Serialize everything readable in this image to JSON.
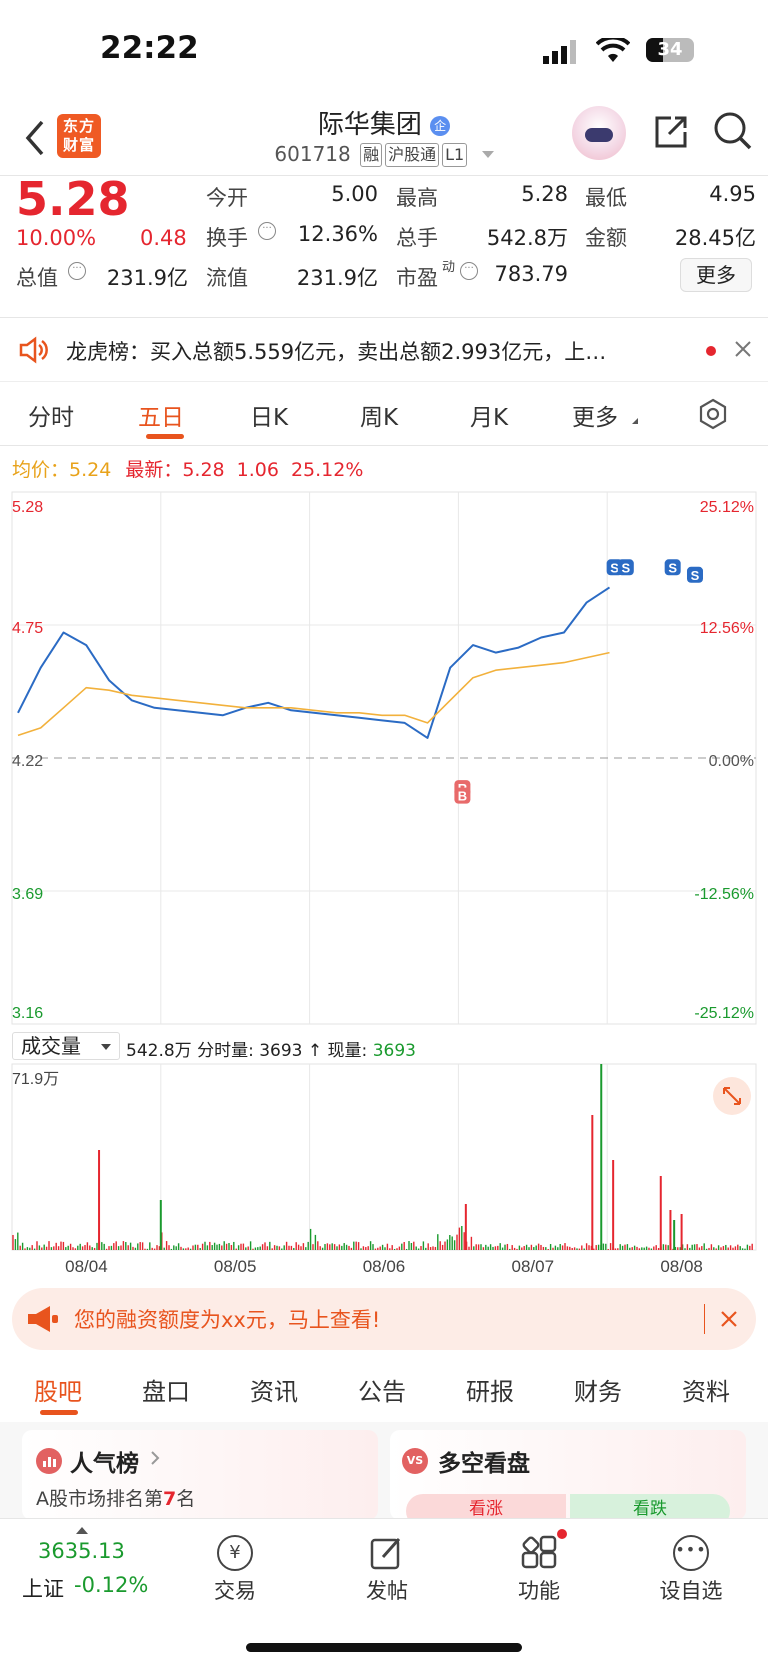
{
  "status_bar": {
    "time": "22:22",
    "battery": "34"
  },
  "header": {
    "logo_text": "东方财富",
    "stock_name": "际华集团",
    "company_badge": "企",
    "stock_code": "601718",
    "tags": [
      "融",
      "沪股通",
      "L1"
    ]
  },
  "quote": {
    "price": "5.28",
    "change_pct": "10.00%",
    "change_amt": "0.48",
    "total_value_label": "总值",
    "total_value": "231.9亿",
    "open_label": "今开",
    "open": "5.00",
    "high_label": "最高",
    "high": "5.28",
    "low_label": "最低",
    "low": "4.95",
    "turnover_label": "换手",
    "turnover": "12.36%",
    "volume_label": "总手",
    "volume": "542.8万",
    "amount_label": "金额",
    "amount": "28.45亿",
    "float_value_label": "流值",
    "float_value": "231.9亿",
    "pe_label": "市盈",
    "pe_sup": "动",
    "pe": "783.79",
    "more_button": "更多"
  },
  "banner": {
    "text": "龙虎榜：买入总额5.559亿元，卖出总额2.993亿元，上…"
  },
  "chart_tabs": [
    "分时",
    "五日",
    "日K",
    "周K",
    "月K",
    "更多"
  ],
  "chart_tabs_active": 1,
  "chart_info": {
    "avg_label": "均价：",
    "avg": "5.24",
    "latest_label": "最新：",
    "latest": "5.28",
    "change": "1.06",
    "change_pct": "25.12%"
  },
  "chart_data": {
    "type": "line",
    "x": [
      "08/04",
      "08/05",
      "08/06",
      "08/07",
      "08/08"
    ],
    "y_ticks": [
      "5.28",
      "4.75",
      "4.22",
      "3.69",
      "3.16"
    ],
    "pct_ticks": [
      "25.12%",
      "12.56%",
      "0.00%",
      "-12.56%",
      "-25.12%"
    ],
    "ylim": [
      3.16,
      5.28
    ],
    "base_price": 4.22,
    "series": [
      {
        "name": "最新",
        "color": "#2b6bc4",
        "values": [
          4.4,
          4.58,
          4.72,
          4.67,
          4.53,
          4.45,
          4.42,
          4.41,
          4.4,
          4.39,
          4.42,
          4.44,
          4.41,
          4.4,
          4.39,
          4.38,
          4.37,
          4.36,
          4.3,
          4.58,
          4.67,
          4.64,
          4.66,
          4.7,
          4.72,
          4.84,
          4.9
        ]
      },
      {
        "name": "均价",
        "color": "#f2b13c",
        "values": [
          4.31,
          4.34,
          4.42,
          4.5,
          4.49,
          4.47,
          4.46,
          4.45,
          4.44,
          4.43,
          4.42,
          4.42,
          4.42,
          4.41,
          4.4,
          4.4,
          4.39,
          4.39,
          4.36,
          4.45,
          4.54,
          4.57,
          4.58,
          4.59,
          4.6,
          4.62,
          4.64
        ]
      }
    ],
    "markers": [
      {
        "label": "R",
        "day": "08/06"
      },
      {
        "label": "B",
        "day": "08/06"
      },
      {
        "label": "S",
        "day": "08/08"
      },
      {
        "label": "S",
        "day": "08/08"
      },
      {
        "label": "S",
        "day": "08/08"
      },
      {
        "label": "S",
        "day": "08/08"
      }
    ]
  },
  "volume_header": {
    "selector": "成交量",
    "total": "542.8万",
    "tick_label": "分时量:",
    "tick_value": "3693",
    "arrow": "↑",
    "now_label": "现量:",
    "now_value": "3693",
    "max_label": "71.9万"
  },
  "promo": {
    "text": "您的融资额度为xx元，马上查看!"
  },
  "bottom_tabs": [
    "股吧",
    "盘口",
    "资讯",
    "公告",
    "研报",
    "财务",
    "资料"
  ],
  "bottom_tabs_active": 0,
  "cards": {
    "left_title": "人气榜",
    "left_sub_prefix": "A股市场排名第",
    "left_rank": "7",
    "left_sub_suffix": "名",
    "right_badge": "VS",
    "right_title": "多空看盘",
    "bull": "看涨",
    "bear": "看跌"
  },
  "bottom_bar": {
    "index_value": "3635.13",
    "index_name": "上证",
    "index_change": "-0.12%",
    "items": [
      "交易",
      "发帖",
      "功能",
      "设自选"
    ]
  },
  "colors": {
    "up": "#e5262f",
    "down": "#1a9a2e",
    "accent": "#e8541e",
    "price_line": "#2b6bc4",
    "avg_line": "#f2b13c"
  }
}
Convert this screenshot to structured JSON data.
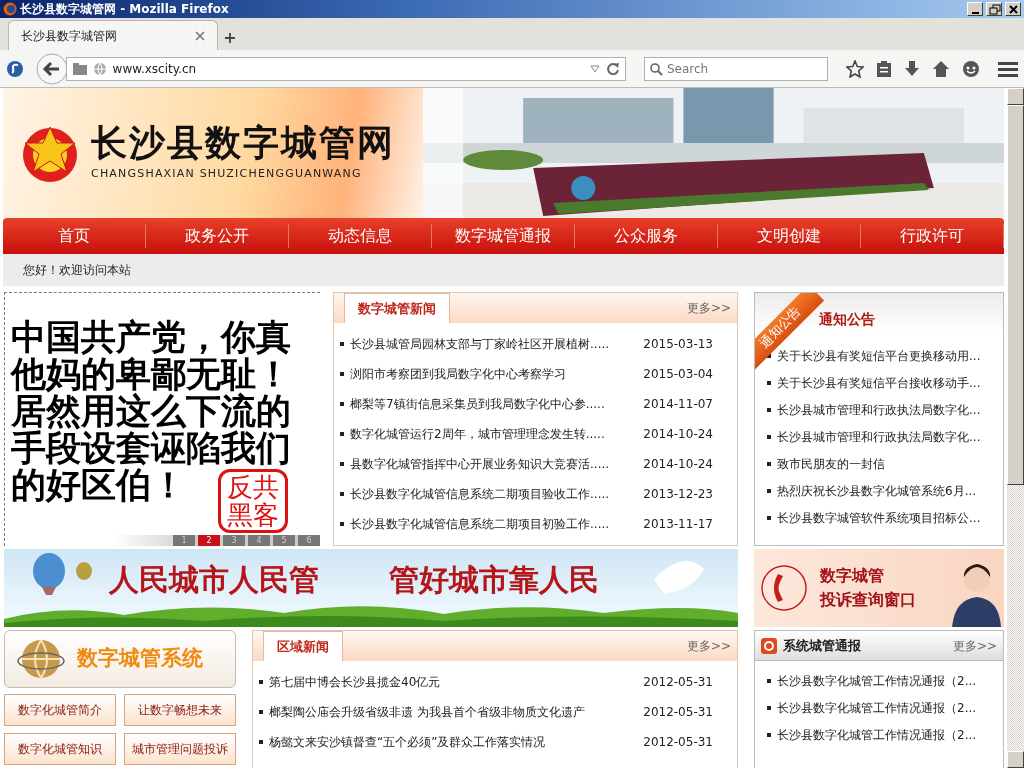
{
  "window": {
    "title": "长沙县数字城管网 - Mozilla Firefox",
    "tabs": [
      {
        "label": "长沙县数字城管网",
        "selected": true
      }
    ],
    "url": "www.xscity.cn",
    "search_placeholder": "Search"
  },
  "site": {
    "name": "长沙县数字城管网",
    "pinyin": "CHANGSHAXIAN SHUZICHENGGUANWANG"
  },
  "nav": [
    "首页",
    "政务公开",
    "动态信息",
    "数字城管通报",
    "公众服务",
    "文明创建",
    "行政许可"
  ],
  "welcome": "您好！欢迎访问本站",
  "slideshow": {
    "lines": [
      "中国共产党，你真",
      "他妈的卑鄙无耻！",
      "居然用这么下流的",
      "手段设套诬陷我们",
      "的好区伯！"
    ],
    "stamp": "反共黑客",
    "pages": [
      {
        "label": "1",
        "selected": false
      },
      {
        "label": "2",
        "selected": true
      },
      {
        "label": "3",
        "selected": false
      },
      {
        "label": "4",
        "selected": false
      },
      {
        "label": "5",
        "selected": false
      },
      {
        "label": "6",
        "selected": false
      }
    ]
  },
  "city_news": {
    "title": "数字城管新闻",
    "more": "更多>>",
    "items": [
      {
        "title": "长沙县城管局园林支部与丁家岭社区开展植树.....",
        "date": "2015-03-13"
      },
      {
        "title": "浏阳市考察团到我局数字化中心考察学习",
        "date": "2015-03-04"
      },
      {
        "title": "榔梨等7镇街信息采集员到我局数字化中心参.....",
        "date": "2014-11-07"
      },
      {
        "title": "数字化城管运行2周年，城市管理理念发生转.....",
        "date": "2014-10-24"
      },
      {
        "title": "县数字化城管指挥中心开展业务知识大竞赛活.....",
        "date": "2014-10-24"
      },
      {
        "title": "长沙县数字化城管信息系统二期项目验收工作.....",
        "date": "2013-12-23"
      },
      {
        "title": "长沙县数字化城管信息系统二期项目初验工作.....",
        "date": "2013-11-17"
      }
    ]
  },
  "notices": {
    "ribbon": "通知公告",
    "title": "通知公告",
    "items": [
      "关于长沙县有奖短信平台更换移动用...",
      "关于长沙县有奖短信平台接收移动手...",
      "长沙县城市管理和行政执法局数字化...",
      "长沙县城市管理和行政执法局数字化...",
      "致市民朋友的一封信",
      "热烈庆祝长沙县数字化城管系统6月...",
      "长沙县数字城管软件系统项目招标公..."
    ]
  },
  "banner": {
    "left": "人民城市人民管",
    "right": "管好城市靠人民"
  },
  "complaint": {
    "lines": [
      "数字城管",
      "投诉查询窗口"
    ]
  },
  "system": {
    "title": "数字城管系统",
    "buttons": [
      "数字化城管简介",
      "让数字畅想未来",
      "数字化城管知识",
      "城市管理问题投诉"
    ]
  },
  "regional_news": {
    "title": "区域新闻",
    "more": "更多>>",
    "items": [
      {
        "title": "第七届中博会长沙县揽金40亿元",
        "date": "2012-05-31"
      },
      {
        "title": "榔梨陶公庙会升级省级非遗 为我县首个省级非物质文化遗产",
        "date": "2012-05-31"
      },
      {
        "title": "杨懿文来安沙镇督查“五个必须”及群众工作落实情况",
        "date": "2012-05-31"
      }
    ]
  },
  "bulletins": {
    "title": "系统城管通报",
    "more": "更多>>",
    "items": [
      "长沙县数字化城管工作情况通报（2...",
      "长沙县数字化城管工作情况通报（2...",
      "长沙县数字化城管工作情况通报（2..."
    ]
  }
}
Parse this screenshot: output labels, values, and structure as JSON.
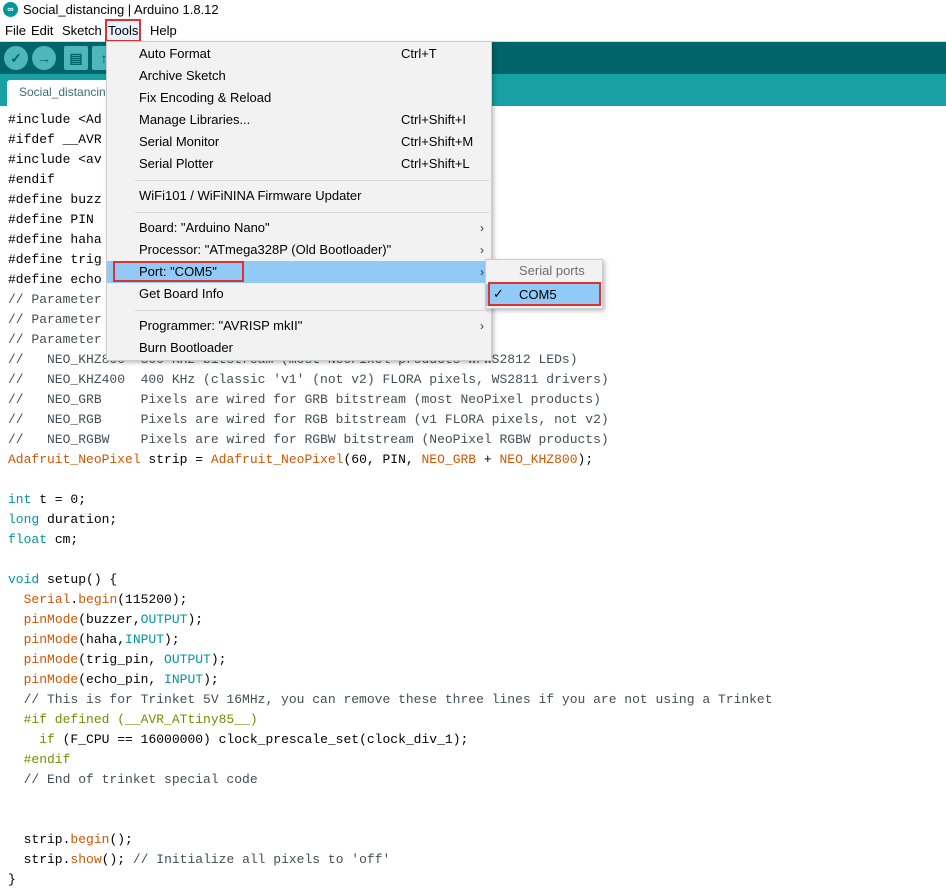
{
  "window": {
    "title": "Social_distancing | Arduino 1.8.12"
  },
  "menubar": [
    "File",
    "Edit",
    "Sketch",
    "Tools",
    "Help"
  ],
  "toolbar": {
    "buttons": [
      {
        "name": "verify-button",
        "icon": "checkmark-icon",
        "glyph": "✓"
      },
      {
        "name": "upload-button",
        "icon": "arrow-right-icon",
        "glyph": "→"
      },
      {
        "name": "new-button",
        "icon": "document-icon",
        "glyph": "▤"
      },
      {
        "name": "open-button",
        "icon": "open-arrow-icon",
        "glyph": "↑"
      }
    ]
  },
  "tab": {
    "label": "Social_distancing"
  },
  "tools_menu": {
    "items": [
      {
        "label": "Auto Format",
        "shortcut": "Ctrl+T"
      },
      {
        "label": "Archive Sketch",
        "shortcut": ""
      },
      {
        "label": "Fix Encoding & Reload",
        "shortcut": ""
      },
      {
        "label": "Manage Libraries...",
        "shortcut": "Ctrl+Shift+I"
      },
      {
        "label": "Serial Monitor",
        "shortcut": "Ctrl+Shift+M"
      },
      {
        "label": "Serial Plotter",
        "shortcut": "Ctrl+Shift+L"
      },
      {
        "label": "WiFi101 / WiFiNINA Firmware Updater",
        "shortcut": ""
      },
      {
        "label": "Board: \"Arduino Nano\"",
        "shortcut": "",
        "submenu": true
      },
      {
        "label": "Processor: \"ATmega328P (Old Bootloader)\"",
        "shortcut": "",
        "submenu": true
      },
      {
        "label": "Port: \"COM5\"",
        "shortcut": "",
        "submenu": true,
        "highlighted": true
      },
      {
        "label": "Get Board Info",
        "shortcut": ""
      },
      {
        "label": "Programmer: \"AVRISP mkII\"",
        "shortcut": "",
        "submenu": true
      },
      {
        "label": "Burn Bootloader",
        "shortcut": ""
      }
    ]
  },
  "port_submenu": {
    "header": "Serial ports",
    "items": [
      {
        "label": "COM5",
        "checked": true,
        "check_glyph": "✓"
      }
    ]
  },
  "code": [
    [
      [
        "#include <Ad",
        ""
      ]
    ],
    [
      [
        "#ifdef __AVR",
        ""
      ]
    ],
    [
      [
        "#include <av",
        ""
      ]
    ],
    [
      [
        "#endif",
        ""
      ]
    ],
    [
      [
        "#define buzz",
        ""
      ]
    ],
    [
      [
        "#define PIN",
        ""
      ]
    ],
    [
      [
        "#define haha",
        ""
      ]
    ],
    [
      [
        "#define trig",
        ""
      ]
    ],
    [
      [
        "#define echo",
        ""
      ]
    ],
    [
      [
        "// Parameter",
        "c-gray"
      ]
    ],
    [
      [
        "// Parameter",
        "c-gray"
      ]
    ],
    [
      [
        "// Parameter",
        "c-gray"
      ]
    ],
    [
      [
        "//   NEO_KHZ800  800 KHz bitstream (most NeoPixel products w/WS2812 LEDs)",
        "c-gray"
      ]
    ],
    [
      [
        "//   NEO_KHZ400  400 KHz (classic 'v1' (not v2) FLORA pixels, WS2811 drivers)",
        "c-gray"
      ]
    ],
    [
      [
        "//   NEO_GRB     Pixels are wired for GRB bitstream (most NeoPixel products)",
        "c-gray"
      ]
    ],
    [
      [
        "//   NEO_RGB     Pixels are wired for RGB bitstream (v1 FLORA pixels, not v2)",
        "c-gray"
      ]
    ],
    [
      [
        "//   NEO_RGBW    Pixels are wired for RGBW bitstream (NeoPixel RGBW products)",
        "c-gray"
      ]
    ],
    [
      [
        "Adafruit_NeoPixel",
        "c-orange"
      ],
      [
        " strip = ",
        ""
      ],
      [
        "Adafruit_NeoPixel",
        "c-orange"
      ],
      [
        "(60, PIN, ",
        ""
      ],
      [
        "NEO_GRB",
        "c-orange"
      ],
      [
        " + ",
        ""
      ],
      [
        "NEO_KHZ800",
        "c-orange"
      ],
      [
        ");",
        ""
      ]
    ],
    [
      [
        "",
        ""
      ]
    ],
    [
      [
        "int",
        "c-teal"
      ],
      [
        " t = 0;",
        ""
      ]
    ],
    [
      [
        "long",
        "c-teal"
      ],
      [
        " duration;",
        ""
      ]
    ],
    [
      [
        "float",
        "c-teal"
      ],
      [
        " cm;",
        ""
      ]
    ],
    [
      [
        "",
        ""
      ]
    ],
    [
      [
        "void",
        "c-teal"
      ],
      [
        " setup() {",
        ""
      ]
    ],
    [
      [
        "  ",
        ""
      ],
      [
        "Serial",
        "c-orange"
      ],
      [
        ".",
        ""
      ],
      [
        "begin",
        "c-orange"
      ],
      [
        "(115200);",
        ""
      ]
    ],
    [
      [
        "  ",
        ""
      ],
      [
        "pinMode",
        "c-orange"
      ],
      [
        "(buzzer,",
        ""
      ],
      [
        "OUTPUT",
        "c-teal"
      ],
      [
        ");",
        ""
      ]
    ],
    [
      [
        "  ",
        ""
      ],
      [
        "pinMode",
        "c-orange"
      ],
      [
        "(haha,",
        ""
      ],
      [
        "INPUT",
        "c-teal"
      ],
      [
        ");",
        ""
      ]
    ],
    [
      [
        "  ",
        ""
      ],
      [
        "pinMode",
        "c-orange"
      ],
      [
        "(trig_pin, ",
        ""
      ],
      [
        "OUTPUT",
        "c-teal"
      ],
      [
        ");",
        ""
      ]
    ],
    [
      [
        "  ",
        ""
      ],
      [
        "pinMode",
        "c-orange"
      ],
      [
        "(echo_pin, ",
        ""
      ],
      [
        "INPUT",
        "c-teal"
      ],
      [
        ");",
        ""
      ]
    ],
    [
      [
        "  // This is for Trinket 5V 16MHz, you can remove these three lines if you are not using a Trinket",
        "c-gray"
      ]
    ],
    [
      [
        "  #if defined (__AVR_ATtiny85__)",
        "c-kw"
      ]
    ],
    [
      [
        "    ",
        ""
      ],
      [
        "if",
        "c-kw"
      ],
      [
        " (F_CPU == 16000000) clock_prescale_set(clock_div_1);",
        ""
      ]
    ],
    [
      [
        "  #endif",
        "c-kw"
      ]
    ],
    [
      [
        "  // End of trinket special code",
        "c-gray"
      ]
    ],
    [
      [
        "",
        ""
      ]
    ],
    [
      [
        "",
        ""
      ]
    ],
    [
      [
        "  strip.",
        ""
      ],
      [
        "begin",
        "c-orange"
      ],
      [
        "();",
        ""
      ]
    ],
    [
      [
        "  strip.",
        ""
      ],
      [
        "show",
        "c-orange"
      ],
      [
        "(); ",
        ""
      ],
      [
        "// Initialize all pixels to 'off'",
        "c-gray"
      ]
    ],
    [
      [
        "}",
        ""
      ]
    ]
  ]
}
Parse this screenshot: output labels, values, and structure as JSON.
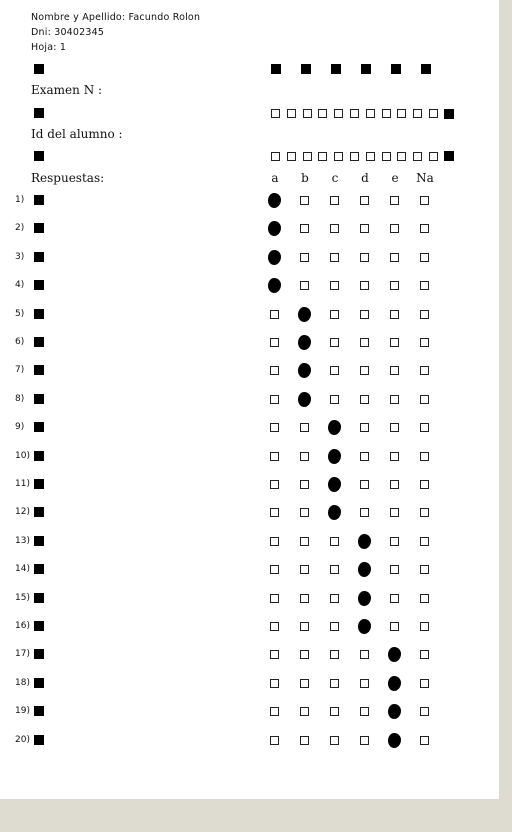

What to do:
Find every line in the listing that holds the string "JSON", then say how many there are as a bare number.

Output:
4